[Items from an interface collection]
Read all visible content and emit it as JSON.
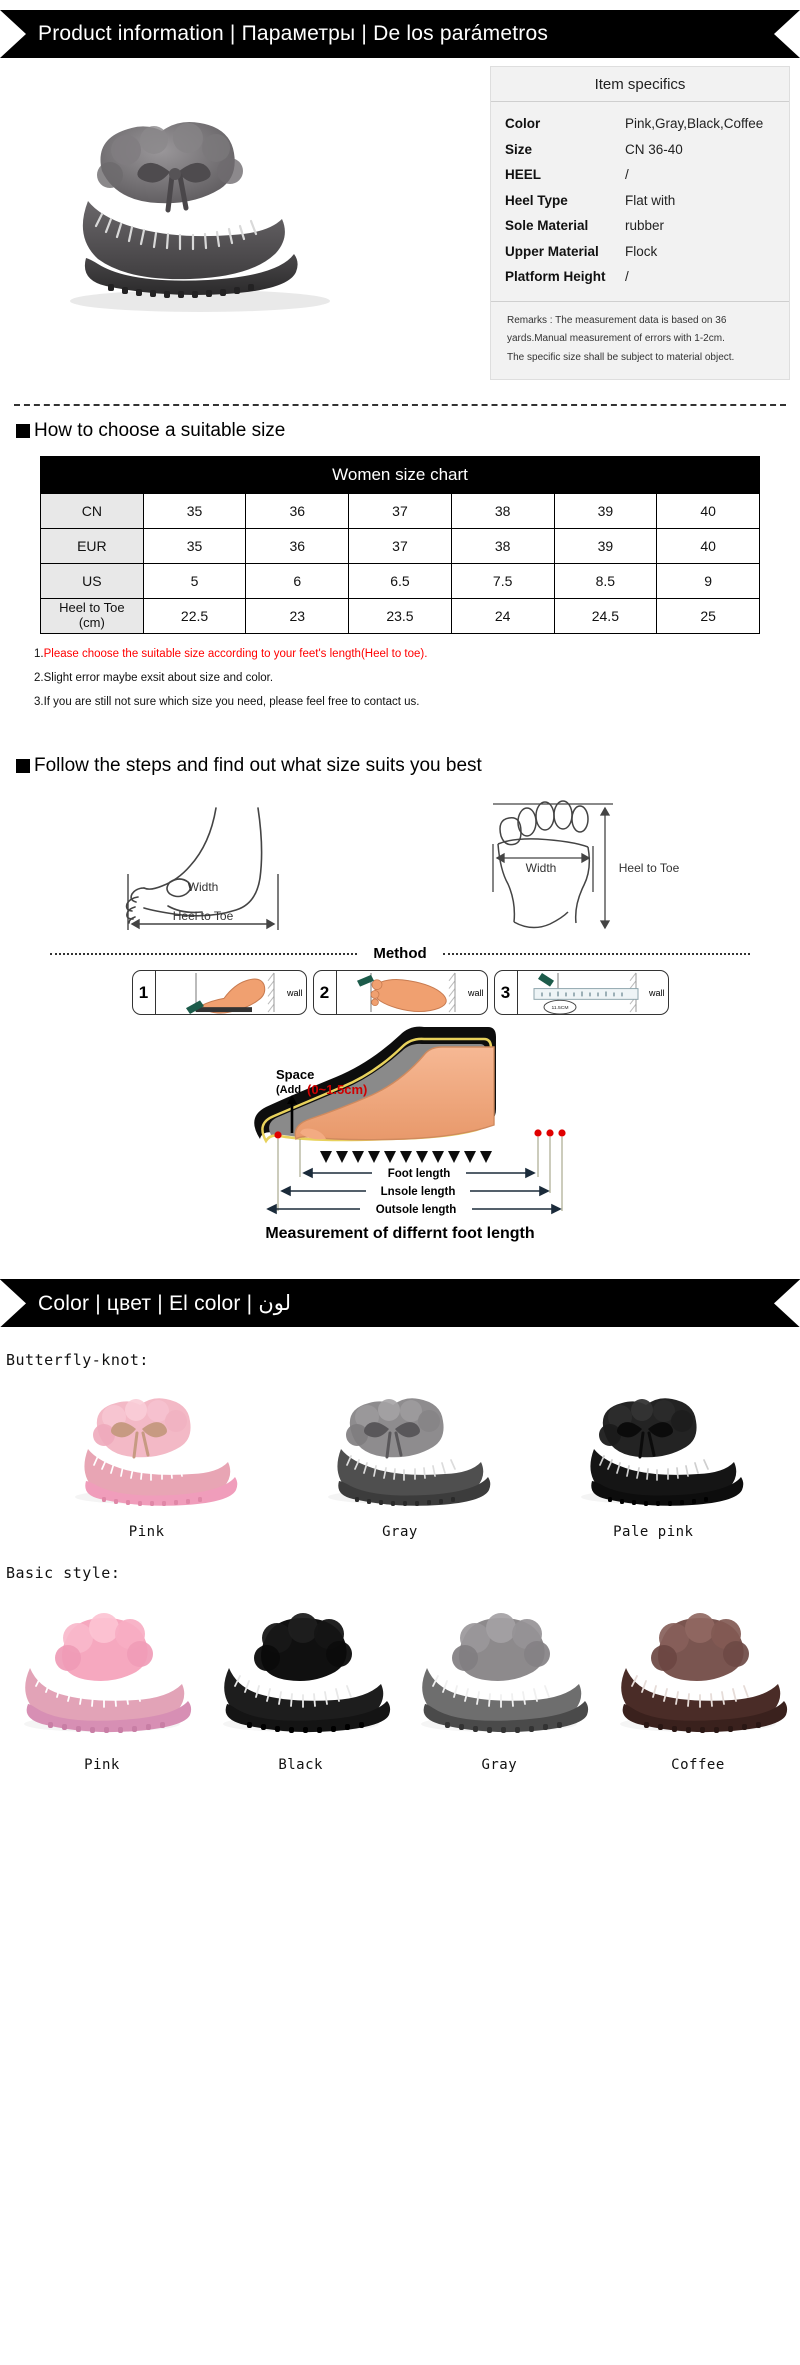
{
  "banners": {
    "product_info": {
      "parts": [
        "Product information",
        "Параметры",
        "De los parámetros"
      ],
      "full": "Product information | Параметры | De los parámetros"
    },
    "color": {
      "parts": [
        "Color",
        "цвет",
        "El color",
        "لون"
      ],
      "full": "Color | цвет | El color | لون"
    }
  },
  "specs": {
    "title": "Item specifics",
    "rows": [
      {
        "key": "Color",
        "value": "Pink,Gray,Black,Coffee"
      },
      {
        "key": "Size",
        "value": "CN 36-40"
      },
      {
        "key": "HEEL",
        "value": "/"
      },
      {
        "key": "Heel Type",
        "value": "Flat with"
      },
      {
        "key": "Sole Material",
        "value": "rubber"
      },
      {
        "key": "Upper Material",
        "value": "Flock"
      },
      {
        "key": "Platform Height",
        "value": "/"
      }
    ],
    "remark_lines": [
      "Remarks : The measurement data is based on 36",
      "yards.Manual measurement of errors with 1-2cm.",
      "The specific size shall be subject to material object."
    ]
  },
  "size_section": {
    "heading": "How to choose a suitable size",
    "chart_title": "Women size chart",
    "rows": [
      {
        "label": "CN",
        "values": [
          "35",
          "36",
          "37",
          "38",
          "39",
          "40"
        ]
      },
      {
        "label": "EUR",
        "values": [
          "35",
          "36",
          "37",
          "38",
          "39",
          "40"
        ]
      },
      {
        "label": "US",
        "values": [
          "5",
          "6",
          "6.5",
          "7.5",
          "8.5",
          "9"
        ]
      },
      {
        "label": "Heel to Toe (cm)",
        "label_line1": "Heel to Toe",
        "label_line2": "(cm)",
        "values": [
          "22.5",
          "23",
          "23.5",
          "24",
          "24.5",
          "25"
        ]
      }
    ],
    "notes": [
      {
        "num": "1.",
        "text": "Please choose the suitable size according to your feet's length(Heel to toe).",
        "color": "#ff0000"
      },
      {
        "num": "2.",
        "text": "Slight error maybe exsit about size and color.",
        "color": "#111111"
      },
      {
        "num": "3.",
        "text": "If you are still not sure which size you need, please feel free to contact us.",
        "color": "#111111"
      }
    ]
  },
  "steps_section": {
    "heading": "Follow the steps and find out what size suits you best",
    "diagram_labels": {
      "side_width": "Width",
      "side_heel_to_toe": "Heel to Toe",
      "top_width": "Width",
      "top_heel_to_toe": "Heel to Toe"
    },
    "method_label": "Method",
    "steps": [
      {
        "num": "1",
        "wall": "wall"
      },
      {
        "num": "2",
        "wall": "wall"
      },
      {
        "num": "3",
        "wall": "wall",
        "ruler_mark": "11.5CM"
      }
    ],
    "big_diagram": {
      "space_label": "Space",
      "space_add": "(Add",
      "space_range": "(0~1.5cm)",
      "measures": [
        "Foot length",
        "Lnsole length",
        "Outsole length"
      ],
      "caption": "Measurement of differnt foot length"
    }
  },
  "colors_section": {
    "butterfly_label": "Butterfly-knot:",
    "butterfly_items": [
      {
        "name": "Pink",
        "upper": "#e8a5b4",
        "fur": "#f3b9c6",
        "sole": "#f09dbb",
        "stitch": "#ffffff"
      },
      {
        "name": "Gray",
        "upper": "#4f4f4f",
        "fur": "#8e8c8e",
        "sole": "#3c3c3c",
        "stitch": "#dcdcdc"
      },
      {
        "name": "Pale pink",
        "upper": "#151515",
        "fur": "#232323",
        "sole": "#0d0d0d",
        "stitch": "#cfcfcf"
      }
    ],
    "basic_label": "Basic style:",
    "basic_items": [
      {
        "name": "Pink",
        "upper": "#e2a3b7",
        "fur": "#f6a8bf",
        "sole": "#d78fb4",
        "stitch": "#ffffff"
      },
      {
        "name": "Black",
        "upper": "#1d1d1d",
        "fur": "#101010",
        "sole": "#141414",
        "stitch": "#e8e8e8"
      },
      {
        "name": "Gray",
        "upper": "#6e6e6e",
        "fur": "#8d8a8c",
        "sole": "#4a4a4a",
        "stitch": "#f0f0f0"
      },
      {
        "name": "Coffee",
        "upper": "#4a2c27",
        "fur": "#7a5550",
        "sole": "#3a211d",
        "stitch": "#e6dcd8"
      }
    ]
  },
  "theme": {
    "banner_bg": "#000000",
    "banner_text": "#ffffff",
    "specs_bg": "#f2f2f2",
    "table_head_bg": "#000000",
    "table_rowhead_bg": "#e8e8e8",
    "note_red": "#ff0000",
    "skin": "#f0a070"
  }
}
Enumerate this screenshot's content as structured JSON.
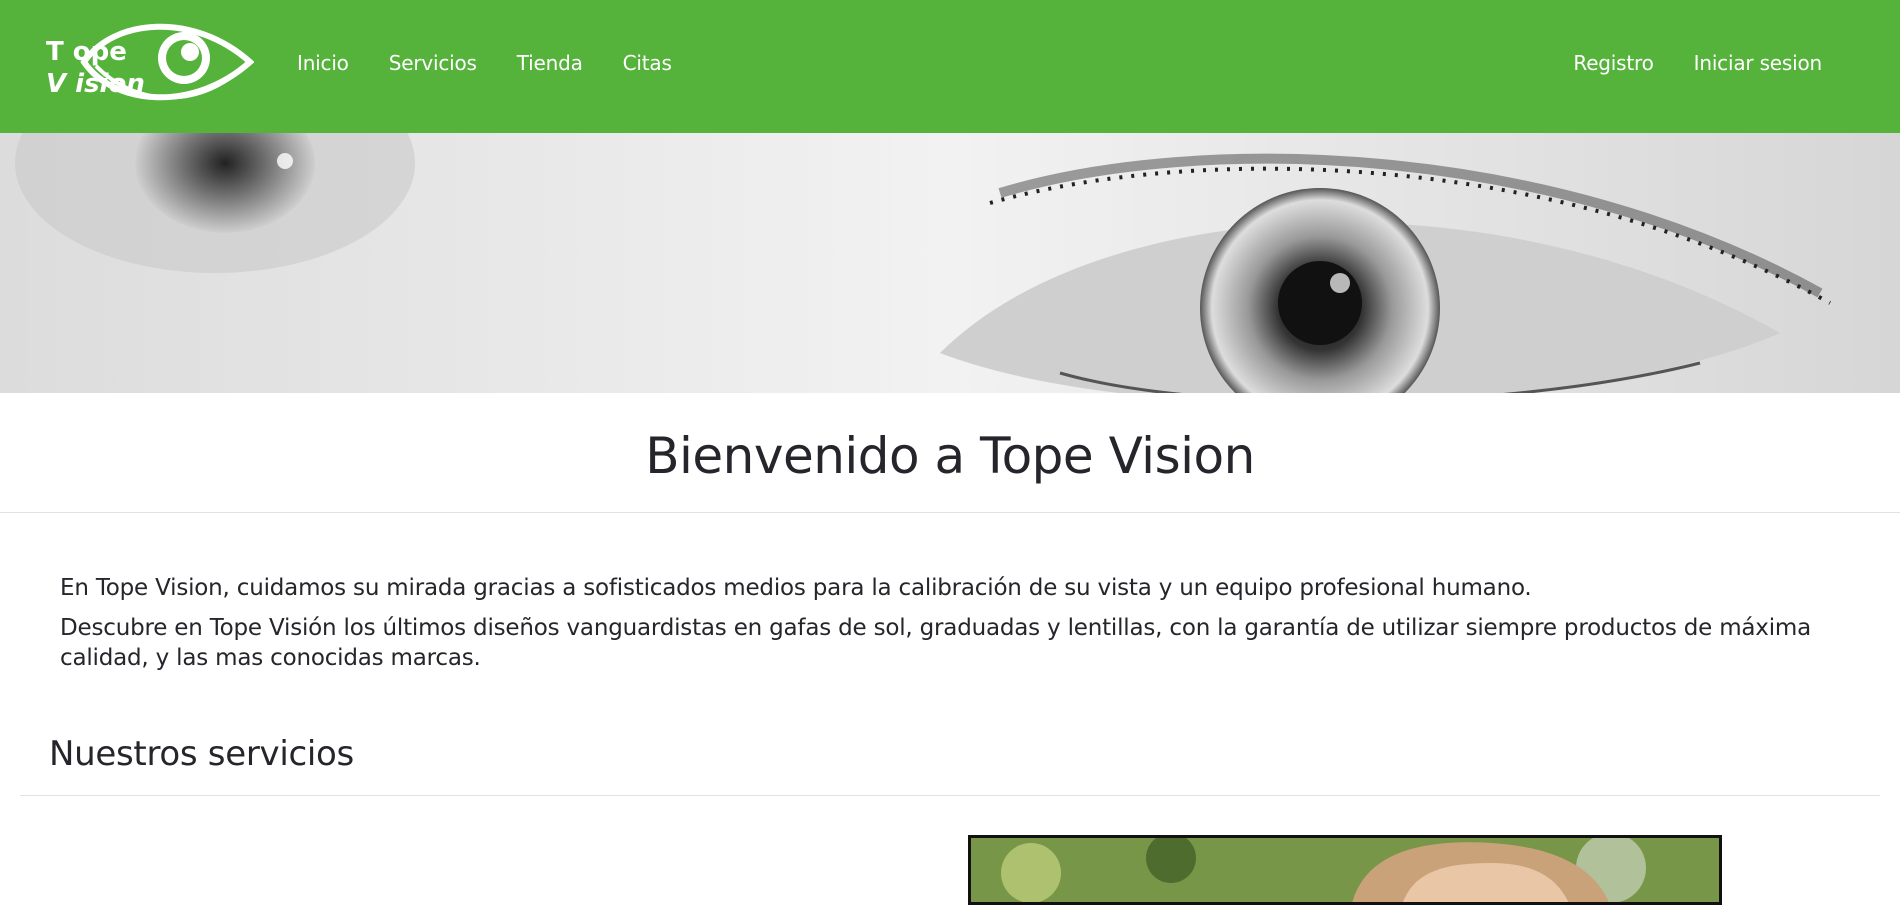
{
  "brand": {
    "logo_line1": "T ope",
    "logo_line2": "V ision",
    "color": "#55b33b"
  },
  "nav": {
    "left": [
      {
        "label": "Inicio"
      },
      {
        "label": "Servicios"
      },
      {
        "label": "Tienda"
      },
      {
        "label": "Citas"
      }
    ],
    "right": [
      {
        "label": "Registro"
      },
      {
        "label": "Iniciar sesion"
      }
    ]
  },
  "hero": {
    "image": "grayscale-eyes-banner"
  },
  "welcome": {
    "title": "Bienvenido a Tope Vision"
  },
  "intro": {
    "paragraph1": "En Tope Vision, cuidamos su mirada gracias a sofisticados medios para la calibración de su vista y un equipo profesional humano.",
    "paragraph2": "Descubre en Tope Visión los últimos diseños vanguardistas en gafas de sol, graduadas y lentillas, con la garantía de utilizar siempre productos de máxima calidad, y las mas conocidas marcas."
  },
  "services": {
    "title": "Nuestros servicios",
    "photo": "woman-outdoor-photo"
  }
}
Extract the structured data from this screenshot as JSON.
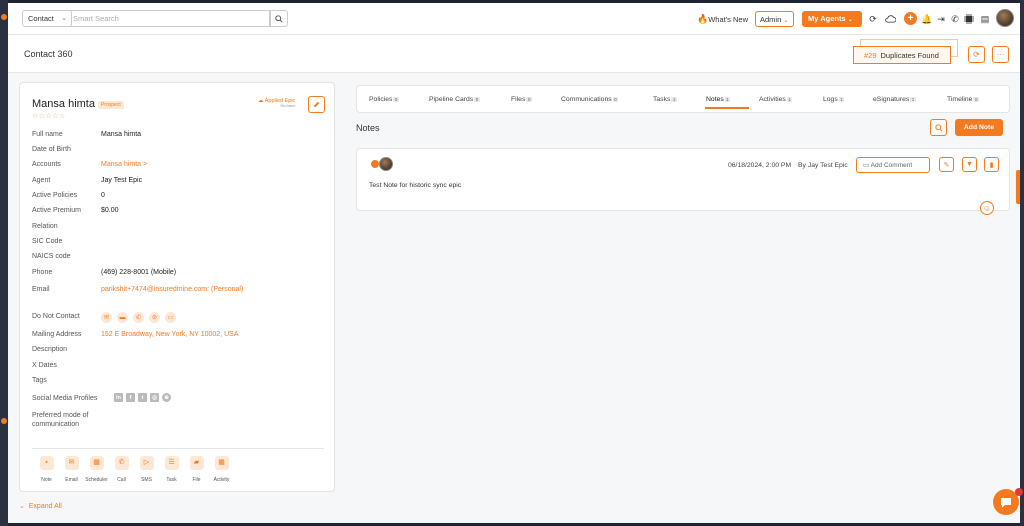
{
  "topbar": {
    "module_select": "Contact",
    "search_placeholder": "Smart Search",
    "whats_new": "What's New",
    "admin_select": "Admin",
    "my_agents": "My Agents"
  },
  "header": {
    "title": "Contact 360",
    "duplicates_count": "#29",
    "duplicates_label": "Duplicates Found"
  },
  "profile": {
    "name": "Mansa himta",
    "badge": "Prospect",
    "stars": "☆☆☆☆☆",
    "applied_epic": "Applied Epic",
    "applied_epic_sub": "Re-linked",
    "fields": [
      {
        "label": "Full name",
        "value": "Mansa himta"
      },
      {
        "label": "Date of Birth",
        "value": ""
      },
      {
        "label": "Accounts",
        "value": "Mansa himta >"
      },
      {
        "label": "Agent",
        "value": "Jay Test Epic"
      },
      {
        "label": "Active Policies",
        "value": "0"
      },
      {
        "label": "Active Premium",
        "value": "$0.00"
      },
      {
        "label": "Relation",
        "value": ""
      },
      {
        "label": "SIC Code",
        "value": ""
      },
      {
        "label": "NAICS code",
        "value": ""
      },
      {
        "label": "Phone",
        "value": "(469) 228-8001 (Mobile)"
      },
      {
        "label": "Email",
        "value": "parikshit+7474@insuredmine.com: (Personal)"
      },
      {
        "label": "Do Not Contact",
        "value": ""
      },
      {
        "label": "Mailing Address",
        "value": "152 E Broadway, New York, NY 10002, USA"
      },
      {
        "label": "Description",
        "value": ""
      },
      {
        "label": "X Dates",
        "value": ""
      },
      {
        "label": "Tags",
        "value": ""
      },
      {
        "label": "Social Media Profiles",
        "value": ""
      },
      {
        "label": "Preferred mode of",
        "value": ""
      },
      {
        "label": "communication",
        "value": ""
      }
    ],
    "actions": [
      {
        "label": "Note",
        "icon": "note-icon"
      },
      {
        "label": "Email",
        "icon": "email-icon"
      },
      {
        "label": "Scheduler",
        "icon": "calendar-icon"
      },
      {
        "label": "Call",
        "icon": "phone-icon"
      },
      {
        "label": "SMS",
        "icon": "sms-icon"
      },
      {
        "label": "Task",
        "icon": "task-icon"
      },
      {
        "label": "File",
        "icon": "folder-icon"
      },
      {
        "label": "Activity",
        "icon": "activity-icon"
      }
    ],
    "expand_all": "Expand All"
  },
  "tabs": [
    {
      "label": "Policies",
      "count": "0"
    },
    {
      "label": "Pipeline Cards",
      "count": "0"
    },
    {
      "label": "Files",
      "count": "0"
    },
    {
      "label": "Communications",
      "count": "0"
    },
    {
      "label": "Tasks",
      "count": "1"
    },
    {
      "label": "Notes",
      "count": "1"
    },
    {
      "label": "Activities",
      "count": "1"
    },
    {
      "label": "Logs",
      "count": "1"
    },
    {
      "label": "eSignatures",
      "count": "1"
    },
    {
      "label": "Timeline",
      "count": "0"
    }
  ],
  "notes": {
    "title": "Notes",
    "add_note": "Add Note",
    "items": [
      {
        "date": "06/18/2024, 2:00 PM",
        "author": "By Jay Test Epic",
        "add_comment": "Add Comment",
        "text": "Test Note for historic sync epic"
      }
    ]
  },
  "colors": {
    "accent": "#f47a20",
    "accent_light": "#fde8d6"
  }
}
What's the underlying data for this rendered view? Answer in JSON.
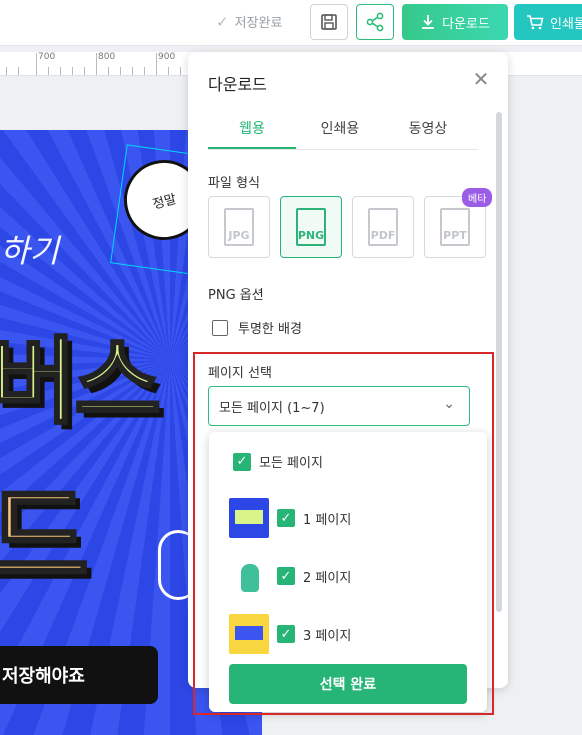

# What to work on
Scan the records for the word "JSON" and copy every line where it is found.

# Exercise result
Read all visible content and emit it as JSON.
Enumerate this screenshot's content as structured JSON.
Extract the structured data from this screenshot as JSON.
What's the underlying data for this rendered view? Answer in JSON.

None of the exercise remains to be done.